For me, scrapbook paper is kind of expensive than most of its kind. But, the final result is so beautiful. The patterns on scrapbook papers are just so beautiful and elegant to look at. Mrs. Teachnology blog shared a clever way to utilize this material. Cutting smaller squares from various patterns and lining them up is a nice idea. It is one of the most sophisticated bulletin board ideas I’ve ever seen.

Mrs. Teachnology

Shower Curtain

I will definitely use this one: shower curtain. The material has a big coverage and smooth texture. I will surely have fun using this material. Some shower curtains have intricate patterns which is perfect. I think the end result is one clean, smooth background.

Tissue Paper

Genius idea alert! The final result photo from Cross Curricular Corner is jaw-dropping. I’m going to use this one as well. Tissue papers are so thin and colorful that when overlapped, they make one amazing background. The overall look is trendy and youthful.

Cross Curricular Corner

Plain Corkboard

I know some teachers would still prefer the traditional corkboard. So, I suggest a level-up on the corkboard by putting colorful and creative borders. Also, you can put colorful papers and headers. I have to admit, corkboards look clean and simple. Added with colors, the total look would be easy and warm on the eyes.
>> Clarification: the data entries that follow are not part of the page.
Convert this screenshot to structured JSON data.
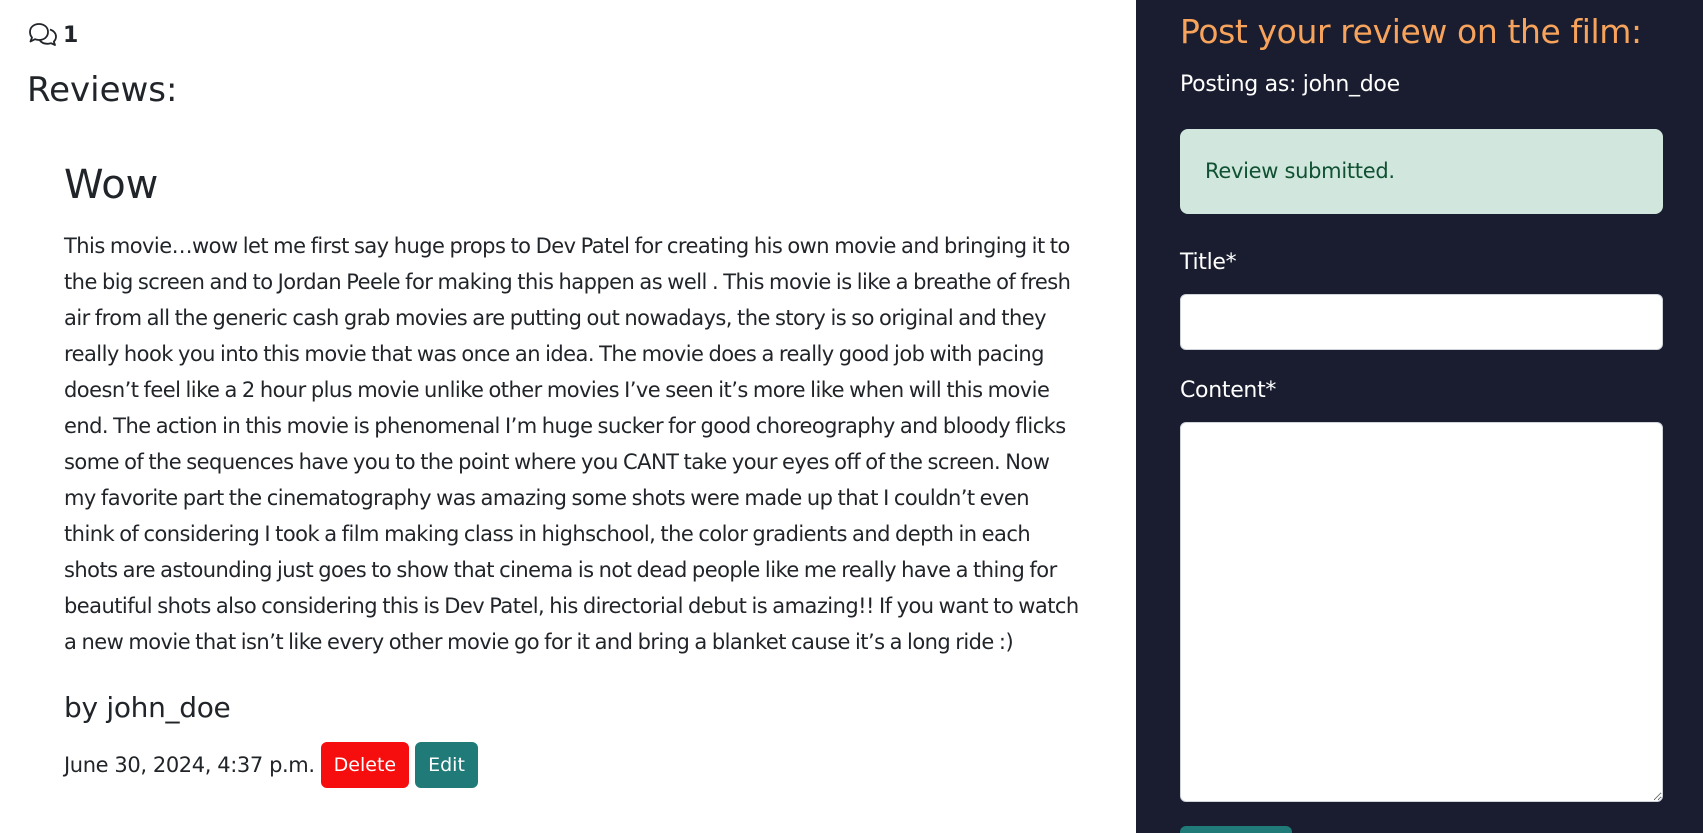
{
  "comments": {
    "count": "1",
    "icon": "chat-bubbles-icon"
  },
  "reviews_heading": "Reviews:",
  "review": {
    "title": "Wow",
    "body": "This movie…wow let me first say huge props to Dev Patel for creating his own movie and bringing it to the big screen and to Jordan Peele for making this happen as well . This movie is like a breathe of fresh air from all the generic cash grab movies are putting out nowadays, the story is so original and they really hook you into this movie that was once an idea. The movie does a really good job with pacing doesn’t feel like a 2 hour plus movie unlike other movies I’ve seen it’s more like when will this movie end. The action in this movie is phenomenal I’m huge sucker for good choreography and bloody flicks some of the sequences have you to the point where you CANT take your eyes off of the screen. Now my favorite part the cinematography was amazing some shots were made up that I couldn’t even think of considering I took a film making class in highschool, the color gradients and depth in each shots are astounding just goes to show that cinema is not dead people like me really have a thing for beautiful shots also considering this is Dev Patel, his directorial debut is amazing!! If you want to watch a new movie that isn’t like every other movie go for it and bring a blanket cause it’s a long ride :)",
    "author": "by john_doe",
    "date": "June 30, 2024, 4:37 p.m.",
    "delete_label": "Delete",
    "edit_label": "Edit"
  },
  "sidebar": {
    "heading": "Post your review on the film:",
    "posting_as": "Posting as: john_doe",
    "alert": "Review submitted.",
    "title_label": "Title*",
    "title_value": "",
    "content_label": "Content*",
    "content_value": ""
  },
  "colors": {
    "sidebar_bg": "#191d2f",
    "heading_accent": "#f7a35b",
    "alert_bg": "#d1e7dd",
    "delete_button": "#f60d0d",
    "edit_button": "#1f7a78"
  }
}
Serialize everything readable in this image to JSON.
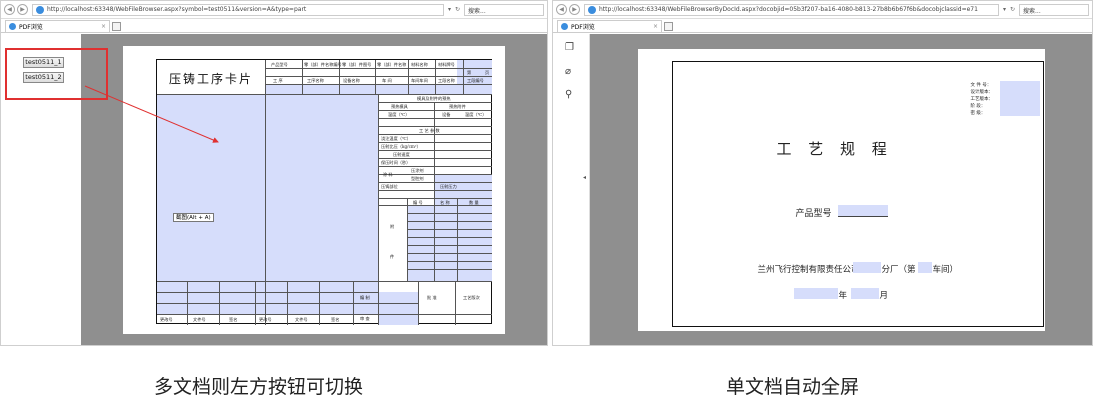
{
  "left_window": {
    "url": "http://localhost:63348/WebFileBrowser.aspx?symbol=test0511&version=A&type=part",
    "search_placeholder": "搜索...",
    "tab_title": "PDF浏览",
    "doc_buttons": [
      "test0511_1",
      "test0511_2"
    ],
    "form": {
      "title": "压铸工序卡片",
      "header_labels": [
        "产品型号",
        "零（部）件名称编号",
        "零（部）件图号",
        "零（部）件名称",
        "材料名称",
        "材料牌号"
      ],
      "header_labels_row2": [
        "第",
        "页"
      ],
      "header_labels_row3": [
        "工  序",
        "工序名称",
        "设备名称",
        "车  间",
        "车间车间",
        "工段名称",
        "工段编号"
      ],
      "mold_title": "模具及附件的预热",
      "mold_cols": [
        "预热模具",
        "预热附件"
      ],
      "mold_subcols": [
        "温度（℃）",
        "设备",
        "温度（℃）"
      ],
      "process_title": "工 艺 参 数",
      "process_rows": [
        "浇注温度（℃）",
        "压射比压（kg/cm²）",
        "压射速度",
        "保压时间（秒）",
        "涂  料",
        "压铸部位"
      ],
      "coat_cols": [
        "压涂剂",
        "型腔剂"
      ],
      "clamp_label": "压射压力",
      "acc_cols": [
        "编  号",
        "名  称",
        "数  量"
      ],
      "acc_side": [
        "附",
        "件"
      ],
      "bottom_labels": [
        "更改号",
        "文件号",
        "签名",
        "更改号",
        "文件号",
        "签名"
      ],
      "sign_labels": [
        "编  制",
        "审  查",
        "批  准",
        "工艺版次"
      ],
      "shortcut": "截图(Alt + A)"
    }
  },
  "right_window": {
    "url": "http://localhost:63348/WebFileBrowserByDocId.aspx?docobjid=05b3f207-ba16-4080-b813-27b8b6b67f6b&docobjclassid=e71",
    "search_placeholder": "搜索...",
    "tab_title": "PDF浏览",
    "doc": {
      "meta_labels": [
        "文 件 号：",
        "设计版本：",
        "工艺版本：",
        "阶    段：",
        "密    级："
      ],
      "title": "工  艺  规  程",
      "product_label": "产品型号",
      "company_line_1": "兰州飞行控制有限责任公司",
      "company_line_2": "分厂（第",
      "company_line_3": "车间）",
      "date_year": "年",
      "date_month": "月"
    }
  },
  "captions": {
    "left": "多文档则左方按钮可切换",
    "right": "单文档自动全屏"
  }
}
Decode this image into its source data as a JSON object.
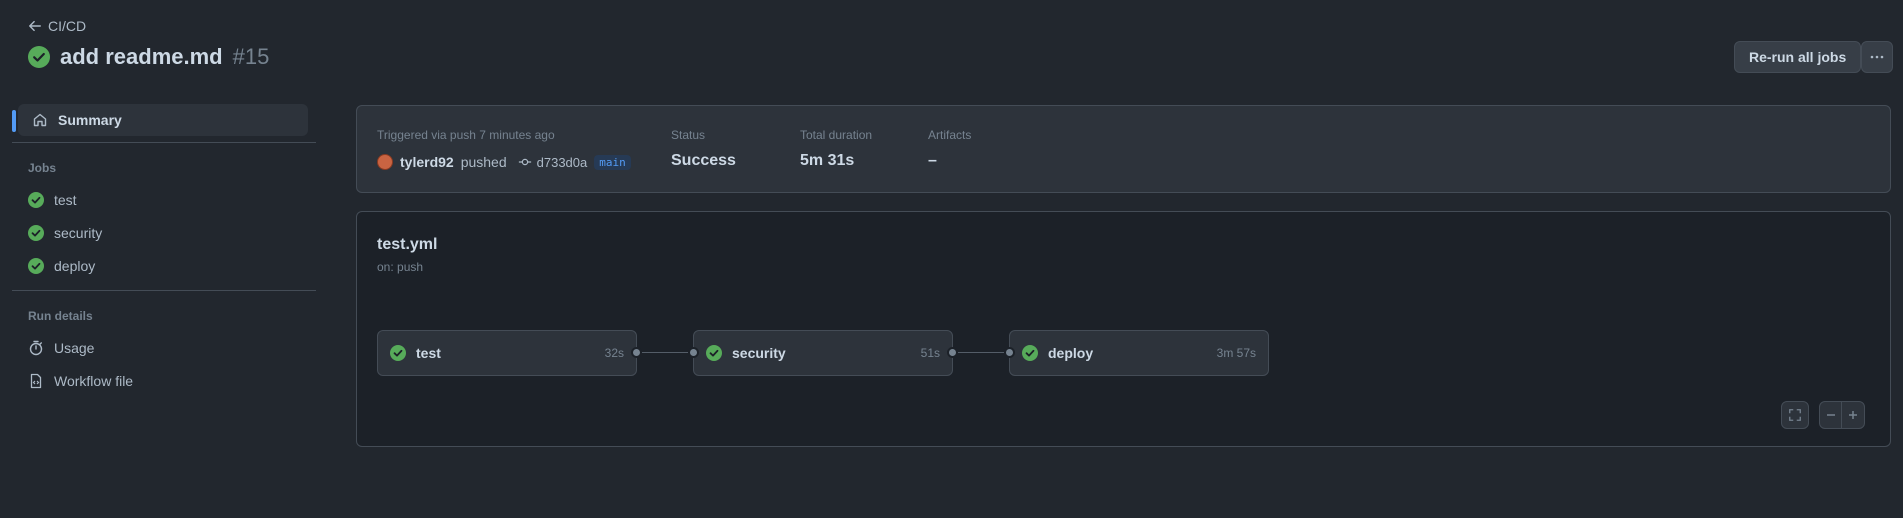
{
  "header": {
    "back_label": "CI/CD",
    "title": "add readme.md",
    "run_number": "#15",
    "rerun_label": "Re-run all jobs"
  },
  "sidebar": {
    "summary_label": "Summary",
    "jobs_heading": "Jobs",
    "jobs": [
      {
        "label": "test"
      },
      {
        "label": "security"
      },
      {
        "label": "deploy"
      }
    ],
    "run_details_heading": "Run details",
    "details": [
      {
        "label": "Usage",
        "icon": "stopwatch-icon"
      },
      {
        "label": "Workflow file",
        "icon": "file-code-icon"
      }
    ]
  },
  "summary": {
    "trigger_label": "Triggered via push 7 minutes ago",
    "actor": "tylerd92",
    "action": "pushed",
    "commit": "d733d0a",
    "branch": "main",
    "status_label": "Status",
    "status_value": "Success",
    "duration_label": "Total duration",
    "duration_value": "5m 31s",
    "artifacts_label": "Artifacts",
    "artifacts_value": "–"
  },
  "workflow": {
    "file": "test.yml",
    "trigger": "on: push",
    "jobs": [
      {
        "name": "test",
        "duration": "32s"
      },
      {
        "name": "security",
        "duration": "51s"
      },
      {
        "name": "deploy",
        "duration": "3m 57s"
      }
    ]
  },
  "colors": {
    "background": "#22272e",
    "success": "#57ab5a",
    "accent": "#539bf5"
  }
}
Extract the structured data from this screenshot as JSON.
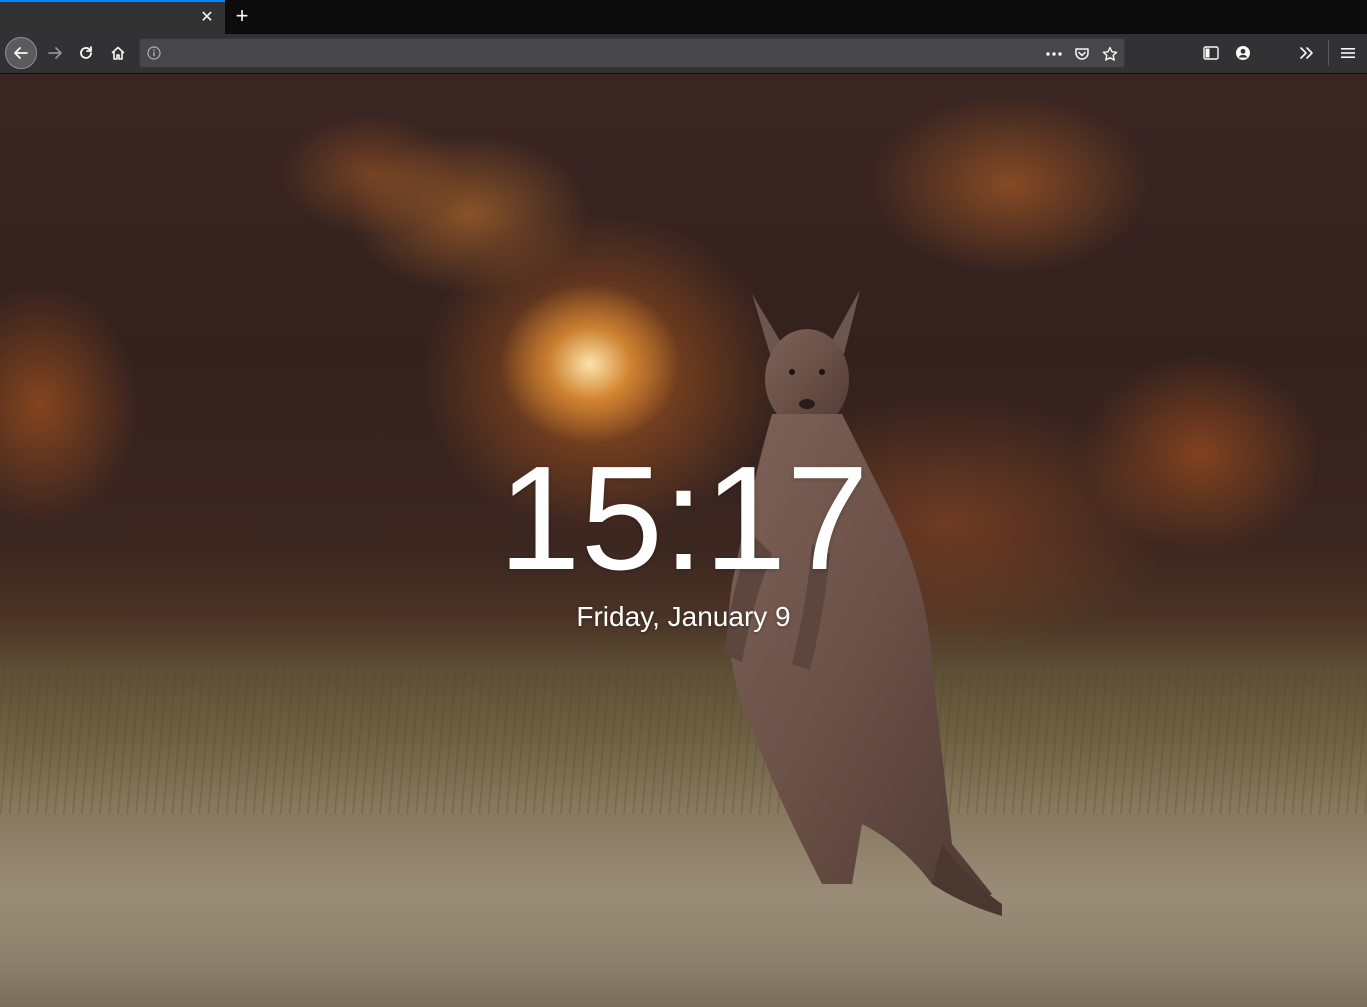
{
  "browser": {
    "tabs": [
      {
        "title": "",
        "active": true,
        "close_icon": "close-icon"
      }
    ],
    "new_tab_icon": "plus-icon",
    "navbar": {
      "back_icon": "arrow-left-icon",
      "forward_icon": "arrow-right-icon",
      "reload_icon": "reload-icon",
      "home_icon": "home-icon",
      "urlbar": {
        "value": "",
        "placeholder": "",
        "info_icon": "info-icon",
        "page_actions_icon": "ellipsis-icon",
        "pocket_icon": "pocket-icon",
        "bookmark_icon": "star-icon"
      },
      "sidebar_icon": "sidebar-icon",
      "account_icon": "account-icon",
      "overflow_icon": "double-chevron-right-icon",
      "menu_icon": "hamburger-menu-icon"
    },
    "accent_color": "#0a84ff"
  },
  "newtab": {
    "time": "15:17",
    "date": "Friday, January 9"
  }
}
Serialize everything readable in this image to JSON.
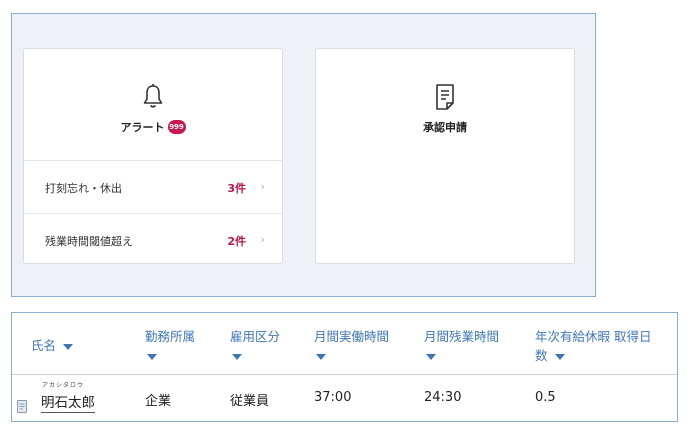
{
  "alert_card": {
    "title": "アラート",
    "badge": "999",
    "items": [
      {
        "label": "打刻忘れ・休出",
        "count": "3件",
        "chevron": "›"
      },
      {
        "label": "残業時間閾値超え",
        "count": "2件",
        "chevron": "›"
      }
    ]
  },
  "approval_card": {
    "title": "承認申請"
  },
  "table": {
    "headers": {
      "name": "氏名",
      "department": "勤務所属",
      "employment_type": "雇用区分",
      "monthly_actual_hours": "月間実働時間",
      "monthly_overtime_hours": "月間残業時間",
      "paid_leave_line1": "年次有給休暇 取得日",
      "paid_leave_line2": "数"
    },
    "rows": [
      {
        "name_reading": "アカシタロウ",
        "name": "明石太郎",
        "department": "企業",
        "employment_type": "従業員",
        "monthly_actual_hours": "37:00",
        "monthly_overtime_hours": "24:30",
        "paid_leave_days": "0.5"
      }
    ]
  },
  "icons": {
    "alert": "bell-icon",
    "approval": "document-icon",
    "sort": "caret-down-icon",
    "memo": "memo-icon"
  },
  "colors": {
    "accent_blue": "#3e77b8",
    "alert_red": "#c8174f",
    "panel_bg": "#eef2f6",
    "border_blue": "#8aaed0"
  }
}
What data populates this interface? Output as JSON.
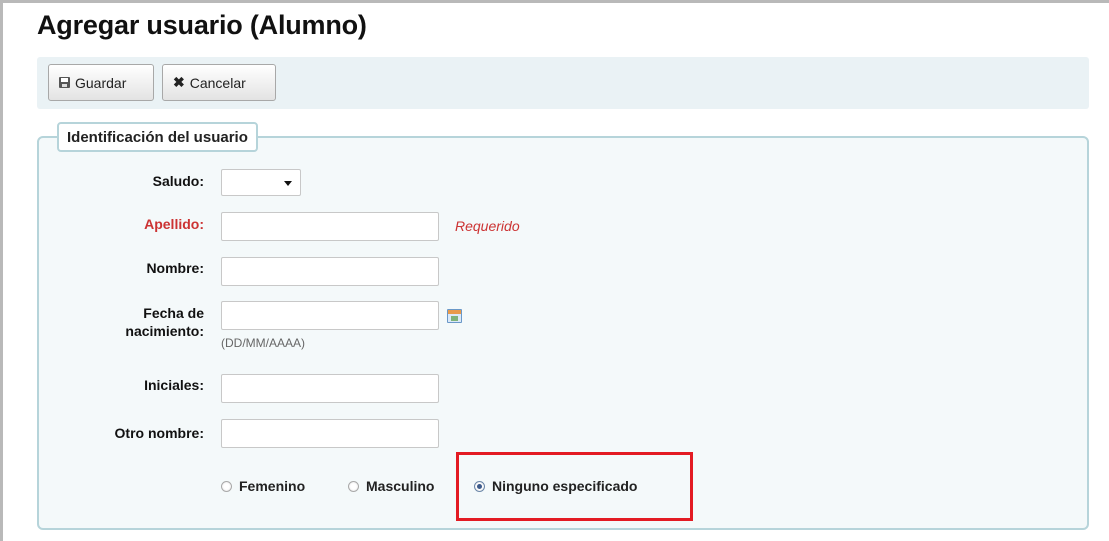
{
  "page": {
    "title": "Agregar usuario (Alumno)"
  },
  "toolbar": {
    "save_label": "Guardar",
    "cancel_label": "Cancelar"
  },
  "section": {
    "legend": "Identificación del usuario"
  },
  "form": {
    "saludo": {
      "label": "Saludo:",
      "value": ""
    },
    "apellido": {
      "label": "Apellido:",
      "value": "",
      "required_note": "Requerido",
      "required_color": "#cc3333"
    },
    "nombre": {
      "label": "Nombre:",
      "value": ""
    },
    "fecha": {
      "label_line1": "Fecha de",
      "label_line2": "nacimiento:",
      "value": "",
      "hint": "(DD/MM/AAAA)"
    },
    "iniciales": {
      "label": "Iniciales:",
      "value": ""
    },
    "otro_nombre": {
      "label": "Otro nombre:",
      "value": ""
    },
    "genero": {
      "options": [
        "Femenino",
        "Masculino",
        "Ninguno especificado"
      ],
      "selected": "Ninguno especificado"
    }
  },
  "icons": {
    "save": "save-icon",
    "cancel": "close-icon",
    "calendar": "calendar-icon",
    "dropdown": "chevron-down-icon"
  },
  "colors": {
    "toolbar_bg": "#eaf2f5",
    "fieldset_border": "#b6d4da",
    "required_text": "#cc3333",
    "highlight_box": "#e31b23"
  }
}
Final Thoughts

Let’s never underestimate the purpose of bulletin boards. Other than the fact that it’s a source of class information, teachers can establish rapport with their students. How? I love working with my students. In some instances, my students are the ones suggesting some ideas. Once the students know how to talk openly with you, there would be no class conflict in the long run. Sometimes, I even hold simple group competitions on who gets to pitch the best design. Have fun decorating your bulletin board!